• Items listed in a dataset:
+ + + +
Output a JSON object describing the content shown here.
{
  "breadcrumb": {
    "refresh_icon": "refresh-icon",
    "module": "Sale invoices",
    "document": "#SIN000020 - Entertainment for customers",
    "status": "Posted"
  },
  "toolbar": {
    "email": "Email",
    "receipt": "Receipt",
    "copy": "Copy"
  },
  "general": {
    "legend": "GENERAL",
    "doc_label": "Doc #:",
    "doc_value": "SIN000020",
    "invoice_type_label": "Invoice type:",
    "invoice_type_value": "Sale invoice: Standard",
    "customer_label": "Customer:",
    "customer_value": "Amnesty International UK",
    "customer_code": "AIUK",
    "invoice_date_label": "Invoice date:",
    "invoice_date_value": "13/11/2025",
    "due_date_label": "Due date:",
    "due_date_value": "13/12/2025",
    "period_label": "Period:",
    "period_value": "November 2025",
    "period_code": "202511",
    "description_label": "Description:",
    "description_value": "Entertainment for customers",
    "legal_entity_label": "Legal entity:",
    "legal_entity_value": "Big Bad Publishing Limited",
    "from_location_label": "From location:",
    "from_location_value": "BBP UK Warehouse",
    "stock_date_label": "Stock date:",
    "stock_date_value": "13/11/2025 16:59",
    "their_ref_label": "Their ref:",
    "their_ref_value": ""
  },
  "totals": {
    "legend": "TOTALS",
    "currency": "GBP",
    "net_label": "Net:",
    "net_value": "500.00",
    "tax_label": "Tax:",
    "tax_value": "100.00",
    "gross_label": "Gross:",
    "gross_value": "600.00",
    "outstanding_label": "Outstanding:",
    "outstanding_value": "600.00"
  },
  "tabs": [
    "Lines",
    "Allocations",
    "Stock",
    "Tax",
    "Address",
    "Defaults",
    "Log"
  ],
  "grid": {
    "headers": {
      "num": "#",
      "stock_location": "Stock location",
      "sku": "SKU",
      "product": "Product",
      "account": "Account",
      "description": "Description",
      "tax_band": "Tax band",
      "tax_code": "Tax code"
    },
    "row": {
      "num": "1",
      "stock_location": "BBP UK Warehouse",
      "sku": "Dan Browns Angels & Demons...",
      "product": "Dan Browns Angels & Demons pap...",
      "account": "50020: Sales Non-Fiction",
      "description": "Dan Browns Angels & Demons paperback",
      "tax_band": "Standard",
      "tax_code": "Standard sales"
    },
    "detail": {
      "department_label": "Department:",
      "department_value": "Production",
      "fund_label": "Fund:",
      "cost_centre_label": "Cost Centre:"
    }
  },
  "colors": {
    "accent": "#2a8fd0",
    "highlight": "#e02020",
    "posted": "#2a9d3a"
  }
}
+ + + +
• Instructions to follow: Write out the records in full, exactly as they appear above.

• Answer space:
Output a JSON object describing the content shown here.
{
  "breadcrumb": {
    "refresh_icon": "refresh-icon",
    "module": "Sale invoices",
    "document": "#SIN000020 - Entertainment for customers",
    "status": "Posted"
  },
  "toolbar": {
    "email": "Email",
    "receipt": "Receipt",
    "copy": "Copy"
  },
  "general": {
    "legend": "GENERAL",
    "doc_label": "Doc #:",
    "doc_value": "SIN000020",
    "invoice_type_label": "Invoice type:",
    "invoice_type_value": "Sale invoice: Standard",
    "customer_label": "Customer:",
    "customer_value": "Amnesty International UK",
    "customer_code": "AIUK",
    "invoice_date_label": "Invoice date:",
    "invoice_date_value": "13/11/2025",
    "due_date_label": "Due date:",
    "due_date_value": "13/12/2025",
    "period_label": "Period:",
    "period_value": "November 2025",
    "period_code": "202511",
    "description_label": "Description:",
    "description_value": "Entertainment for customers",
    "legal_entity_label": "Legal entity:",
    "legal_entity_value": "Big Bad Publishing Limited",
    "from_location_label": "From location:",
    "from_location_value": "BBP UK Warehouse",
    "stock_date_label": "Stock date:",
    "stock_date_value": "13/11/2025 16:59",
    "their_ref_label": "Their ref:",
    "their_ref_value": ""
  },
  "totals": {
    "legend": "TOTALS",
    "currency": "GBP",
    "net_label": "Net:",
    "net_value": "500.00",
    "tax_label": "Tax:",
    "tax_value": "100.00",
    "gross_label": "Gross:",
    "gross_value": "600.00",
    "outstanding_label": "Outstanding:",
    "outstanding_value": "600.00"
  },
  "tabs": [
    "Lines",
    "Allocations",
    "Stock",
    "Tax",
    "Address",
    "Defaults",
    "Log"
  ],
  "grid": {
    "headers": {
      "num": "#",
      "stock_location": "Stock location",
      "sku": "SKU",
      "product": "Product",
      "account": "Account",
      "description": "Description",
      "tax_band": "Tax band",
      "tax_code": "Tax code"
    },
    "row": {
      "num": "1",
      "stock_location": "BBP UK Warehouse",
      "sku": "Dan Browns Angels & Demons...",
      "product": "Dan Browns Angels & Demons pap...",
      "account": "50020: Sales Non-Fiction",
      "description": "Dan Browns Angels & Demons paperback",
      "tax_band": "Standard",
      "tax_code": "Standard sales"
    },
    "detail": {
      "department_label": "Department:",
      "department_value": "Production",
      "fund_label": "Fund:",
      "cost_centre_label": "Cost Centre:"
    }
  },
  "colors": {
    "accent": "#2a8fd0",
    "highlight": "#e02020",
    "posted": "#2a9d3a"
  }
}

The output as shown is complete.